### Work order
Give the data back exactly as it stands.

┌────────

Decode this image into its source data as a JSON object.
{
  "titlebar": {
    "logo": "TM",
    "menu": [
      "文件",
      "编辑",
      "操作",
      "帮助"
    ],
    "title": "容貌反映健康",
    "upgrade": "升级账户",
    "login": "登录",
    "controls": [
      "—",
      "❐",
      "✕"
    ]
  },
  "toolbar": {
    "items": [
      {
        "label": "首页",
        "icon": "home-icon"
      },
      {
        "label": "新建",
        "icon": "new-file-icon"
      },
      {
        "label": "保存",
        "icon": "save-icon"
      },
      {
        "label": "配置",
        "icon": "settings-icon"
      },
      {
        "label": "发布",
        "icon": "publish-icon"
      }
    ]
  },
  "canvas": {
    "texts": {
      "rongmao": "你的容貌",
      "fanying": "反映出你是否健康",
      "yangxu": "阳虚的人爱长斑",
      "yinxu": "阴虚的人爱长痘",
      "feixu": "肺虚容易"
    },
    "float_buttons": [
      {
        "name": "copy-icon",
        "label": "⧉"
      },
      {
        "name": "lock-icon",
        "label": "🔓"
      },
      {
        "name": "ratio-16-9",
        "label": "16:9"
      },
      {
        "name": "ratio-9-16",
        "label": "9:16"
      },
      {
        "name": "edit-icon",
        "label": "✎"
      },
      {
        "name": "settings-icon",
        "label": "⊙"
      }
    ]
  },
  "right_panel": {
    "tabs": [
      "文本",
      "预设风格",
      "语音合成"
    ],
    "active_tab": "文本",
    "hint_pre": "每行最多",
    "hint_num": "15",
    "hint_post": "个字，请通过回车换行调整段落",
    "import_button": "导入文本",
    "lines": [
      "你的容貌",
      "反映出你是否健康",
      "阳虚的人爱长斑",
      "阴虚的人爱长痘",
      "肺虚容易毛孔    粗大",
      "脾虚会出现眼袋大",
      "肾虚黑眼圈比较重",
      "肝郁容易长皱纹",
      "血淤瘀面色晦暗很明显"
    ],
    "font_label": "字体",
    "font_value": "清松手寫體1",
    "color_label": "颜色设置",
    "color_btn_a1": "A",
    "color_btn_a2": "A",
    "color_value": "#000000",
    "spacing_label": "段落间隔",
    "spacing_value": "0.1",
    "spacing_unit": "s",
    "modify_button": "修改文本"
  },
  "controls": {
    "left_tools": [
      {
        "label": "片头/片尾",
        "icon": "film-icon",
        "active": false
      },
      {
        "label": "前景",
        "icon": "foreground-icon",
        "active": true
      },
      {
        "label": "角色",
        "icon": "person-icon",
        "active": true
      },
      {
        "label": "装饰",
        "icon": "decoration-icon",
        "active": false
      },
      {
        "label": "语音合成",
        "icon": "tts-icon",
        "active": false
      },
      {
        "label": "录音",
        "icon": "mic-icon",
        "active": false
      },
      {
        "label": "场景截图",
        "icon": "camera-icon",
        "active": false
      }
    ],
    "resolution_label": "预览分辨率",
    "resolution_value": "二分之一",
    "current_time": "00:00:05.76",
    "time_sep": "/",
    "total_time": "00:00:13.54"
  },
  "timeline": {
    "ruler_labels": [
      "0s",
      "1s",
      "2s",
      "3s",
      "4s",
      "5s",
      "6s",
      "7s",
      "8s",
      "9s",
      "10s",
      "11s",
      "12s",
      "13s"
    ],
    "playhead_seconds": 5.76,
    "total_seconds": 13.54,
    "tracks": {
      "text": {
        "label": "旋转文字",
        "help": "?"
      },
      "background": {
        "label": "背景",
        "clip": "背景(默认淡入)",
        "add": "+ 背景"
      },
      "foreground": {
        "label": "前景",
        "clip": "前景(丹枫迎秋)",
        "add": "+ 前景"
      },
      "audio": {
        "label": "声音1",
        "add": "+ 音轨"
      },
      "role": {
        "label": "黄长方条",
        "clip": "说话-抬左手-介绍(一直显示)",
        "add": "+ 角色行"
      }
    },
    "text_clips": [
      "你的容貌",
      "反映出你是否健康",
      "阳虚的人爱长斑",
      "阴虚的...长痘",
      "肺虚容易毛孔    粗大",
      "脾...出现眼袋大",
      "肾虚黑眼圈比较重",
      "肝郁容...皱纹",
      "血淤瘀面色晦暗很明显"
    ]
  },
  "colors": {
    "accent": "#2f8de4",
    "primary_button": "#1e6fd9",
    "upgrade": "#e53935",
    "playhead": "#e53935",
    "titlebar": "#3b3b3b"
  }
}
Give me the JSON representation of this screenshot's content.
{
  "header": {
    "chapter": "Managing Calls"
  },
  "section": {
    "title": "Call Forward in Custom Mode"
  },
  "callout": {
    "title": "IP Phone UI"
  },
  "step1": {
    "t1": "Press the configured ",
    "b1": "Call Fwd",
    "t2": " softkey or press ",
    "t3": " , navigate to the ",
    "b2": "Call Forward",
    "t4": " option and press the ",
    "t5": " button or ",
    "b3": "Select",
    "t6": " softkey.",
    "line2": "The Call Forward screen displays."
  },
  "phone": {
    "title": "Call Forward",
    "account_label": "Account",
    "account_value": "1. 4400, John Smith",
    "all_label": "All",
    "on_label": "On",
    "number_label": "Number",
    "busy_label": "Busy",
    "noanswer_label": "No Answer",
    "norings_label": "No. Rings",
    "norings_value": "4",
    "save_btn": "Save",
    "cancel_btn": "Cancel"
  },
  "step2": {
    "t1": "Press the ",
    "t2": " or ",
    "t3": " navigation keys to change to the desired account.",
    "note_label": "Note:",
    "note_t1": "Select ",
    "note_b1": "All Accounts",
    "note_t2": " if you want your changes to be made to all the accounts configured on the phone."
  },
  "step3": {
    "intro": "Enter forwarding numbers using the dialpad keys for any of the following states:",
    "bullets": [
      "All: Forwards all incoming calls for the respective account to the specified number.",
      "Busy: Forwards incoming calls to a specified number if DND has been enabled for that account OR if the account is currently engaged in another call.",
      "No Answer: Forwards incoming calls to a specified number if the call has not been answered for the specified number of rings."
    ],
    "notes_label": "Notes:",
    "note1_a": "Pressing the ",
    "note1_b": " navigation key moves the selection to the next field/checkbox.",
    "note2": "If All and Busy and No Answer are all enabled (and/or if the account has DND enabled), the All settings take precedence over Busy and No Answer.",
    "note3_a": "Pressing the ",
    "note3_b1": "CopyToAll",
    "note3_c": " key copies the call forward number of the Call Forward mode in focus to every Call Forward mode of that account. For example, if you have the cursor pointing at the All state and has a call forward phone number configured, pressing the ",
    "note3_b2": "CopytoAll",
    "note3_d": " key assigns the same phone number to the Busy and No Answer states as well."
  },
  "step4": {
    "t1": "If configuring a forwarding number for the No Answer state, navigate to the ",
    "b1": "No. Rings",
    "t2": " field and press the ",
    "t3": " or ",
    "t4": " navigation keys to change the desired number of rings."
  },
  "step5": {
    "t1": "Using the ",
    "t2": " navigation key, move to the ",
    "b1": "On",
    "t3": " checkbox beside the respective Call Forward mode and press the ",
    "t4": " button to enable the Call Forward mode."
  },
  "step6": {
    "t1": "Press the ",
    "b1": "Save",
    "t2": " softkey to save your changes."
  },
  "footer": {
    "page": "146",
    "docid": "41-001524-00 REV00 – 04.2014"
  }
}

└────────

### Response box
Decode this image into its source data as a JSON object.
{
  "titlebar": {
    "logo": "TM",
    "menu": [
      "文件",
      "编辑",
      "操作",
      "帮助"
    ],
    "title": "容貌反映健康",
    "upgrade": "升级账户",
    "login": "登录",
    "controls": [
      "—",
      "❐",
      "✕"
    ]
  },
  "toolbar": {
    "items": [
      {
        "label": "首页",
        "icon": "home-icon"
      },
      {
        "label": "新建",
        "icon": "new-file-icon"
      },
      {
        "label": "保存",
        "icon": "save-icon"
      },
      {
        "label": "配置",
        "icon": "settings-icon"
      },
      {
        "label": "发布",
        "icon": "publish-icon"
      }
    ]
  },
  "canvas": {
    "texts": {
      "rongmao": "你的容貌",
      "fanying": "反映出你是否健康",
      "yangxu": "阳虚的人爱长斑",
      "yinxu": "阴虚的人爱长痘",
      "feixu": "肺虚容易"
    },
    "float_buttons": [
      {
        "name": "copy-icon",
        "label": "⧉"
      },
      {
        "name": "lock-icon",
        "label": "🔓"
      },
      {
        "name": "ratio-16-9",
        "label": "16:9"
      },
      {
        "name": "ratio-9-16",
        "label": "9:16"
      },
      {
        "name": "edit-icon",
        "label": "✎"
      },
      {
        "name": "settings-icon",
        "label": "⊙"
      }
    ]
  },
  "right_panel": {
    "tabs": [
      "文本",
      "预设风格",
      "语音合成"
    ],
    "active_tab": "文本",
    "hint_pre": "每行最多",
    "hint_num": "15",
    "hint_post": "个字，请通过回车换行调整段落",
    "import_button": "导入文本",
    "lines": [
      "你的容貌",
      "反映出你是否健康",
      "阳虚的人爱长斑",
      "阴虚的人爱长痘",
      "肺虚容易毛孔    粗大",
      "脾虚会出现眼袋大",
      "肾虚黑眼圈比较重",
      "肝郁容易长皱纹",
      "血淤瘀面色晦暗很明显"
    ],
    "font_label": "字体",
    "font_value": "清松手寫體1",
    "color_label": "颜色设置",
    "color_btn_a1": "A",
    "color_btn_a2": "A",
    "color_value": "#000000",
    "spacing_label": "段落间隔",
    "spacing_value": "0.1",
    "spacing_unit": "s",
    "modify_button": "修改文本"
  },
  "controls": {
    "left_tools": [
      {
        "label": "片头/片尾",
        "icon": "film-icon",
        "active": false
      },
      {
        "label": "前景",
        "icon": "foreground-icon",
        "active": true
      },
      {
        "label": "角色",
        "icon": "person-icon",
        "active": true
      },
      {
        "label": "装饰",
        "icon": "decoration-icon",
        "active": false
      },
      {
        "label": "语音合成",
        "icon": "tts-icon",
        "active": false
      },
      {
        "label": "录音",
        "icon": "mic-icon",
        "active": false
      },
      {
        "label": "场景截图",
        "icon": "camera-icon",
        "active": false
      }
    ],
    "resolution_label": "预览分辨率",
    "resolution_value": "二分之一",
    "current_time": "00:00:05.76",
    "time_sep": "/",
    "total_time": "00:00:13.54"
  },
  "timeline": {
    "ruler_labels": [
      "0s",
      "1s",
      "2s",
      "3s",
      "4s",
      "5s",
      "6s",
      "7s",
      "8s",
      "9s",
      "10s",
      "11s",
      "12s",
      "13s"
    ],
    "playhead_seconds": 5.76,
    "total_seconds": 13.54,
    "tracks": {
      "text": {
        "label": "旋转文字",
        "help": "?"
      },
      "background": {
        "label": "背景",
        "clip": "背景(默认淡入)",
        "add": "+ 背景"
      },
      "foreground": {
        "label": "前景",
        "clip": "前景(丹枫迎秋)",
        "add": "+ 前景"
      },
      "audio": {
        "label": "声音1",
        "add": "+ 音轨"
      },
      "role": {
        "label": "黄长方条",
        "clip": "说话-抬左手-介绍(一直显示)",
        "add": "+ 角色行"
      }
    },
    "text_clips": [
      "你的容貌",
      "反映出你是否健康",
      "阳虚的人爱长斑",
      "阴虚的...长痘",
      "肺虚容易毛孔    粗大",
      "脾...出现眼袋大",
      "肾虚黑眼圈比较重",
      "肝郁容...皱纹",
      "血淤瘀面色晦暗很明显"
    ]
  },
  "colors": {
    "accent": "#2f8de4",
    "primary_button": "#1e6fd9",
    "upgrade": "#e53935",
    "playhead": "#e53935",
    "titlebar": "#3b3b3b"
  }
}
Give me the JSON representation of this screenshot's content.
{
  "header": {
    "chapter": "Managing Calls"
  },
  "section": {
    "title": "Call Forward in Custom Mode"
  },
  "callout": {
    "title": "IP Phone UI"
  },
  "step1": {
    "t1": "Press the configured ",
    "b1": "Call Fwd",
    "t2": " softkey or press ",
    "t3": " , navigate to the ",
    "b2": "Call Forward",
    "t4": " option and press the ",
    "t5": " button or ",
    "b3": "Select",
    "t6": " softkey.",
    "line2": "The Call Forward screen displays."
  },
  "phone": {
    "title": "Call Forward",
    "account_label": "Account",
    "account_value": "1. 4400, John Smith",
    "all_label": "All",
    "on_label": "On",
    "number_label": "Number",
    "busy_label": "Busy",
    "noanswer_label": "No Answer",
    "norings_label": "No. Rings",
    "norings_value": "4",
    "save_btn": "Save",
    "cancel_btn": "Cancel"
  },
  "step2": {
    "t1": "Press the ",
    "t2": " or ",
    "t3": " navigation keys to change to the desired account.",
    "note_label": "Note:",
    "note_t1": "Select ",
    "note_b1": "All Accounts",
    "note_t2": " if you want your changes to be made to all the accounts configured on the phone."
  },
  "step3": {
    "intro": "Enter forwarding numbers using the dialpad keys for any of the following states:",
    "bullets": [
      "All: Forwards all incoming calls for the respective account to the specified number.",
      "Busy: Forwards incoming calls to a specified number if DND has been enabled for that account OR if the account is currently engaged in another call.",
      "No Answer: Forwards incoming calls to a specified number if the call has not been answered for the specified number of rings."
    ],
    "notes_label": "Notes:",
    "note1_a": "Pressing the ",
    "note1_b": " navigation key moves the selection to the next field/checkbox.",
    "note2": "If All and Busy and No Answer are all enabled (and/or if the account has DND enabled), the All settings take precedence over Busy and No Answer.",
    "note3_a": "Pressing the ",
    "note3_b1": "CopyToAll",
    "note3_c": " key copies the call forward number of the Call Forward mode in focus to every Call Forward mode of that account. For example, if you have the cursor pointing at the All state and has a call forward phone number configured, pressing the ",
    "note3_b2": "CopytoAll",
    "note3_d": " key assigns the same phone number to the Busy and No Answer states as well."
  },
  "step4": {
    "t1": "If configuring a forwarding number for the No Answer state, navigate to the ",
    "b1": "No. Rings",
    "t2": " field and press the ",
    "t3": " or ",
    "t4": " navigation keys to change the desired number of rings."
  },
  "step5": {
    "t1": "Using the ",
    "t2": " navigation key, move to the ",
    "b1": "On",
    "t3": " checkbox beside the respective Call Forward mode and press the ",
    "t4": " button to enable the Call Forward mode."
  },
  "step6": {
    "t1": "Press the ",
    "b1": "Save",
    "t2": " softkey to save your changes."
  },
  "footer": {
    "page": "146",
    "docid": "41-001524-00 REV00 – 04.2014"
  }
}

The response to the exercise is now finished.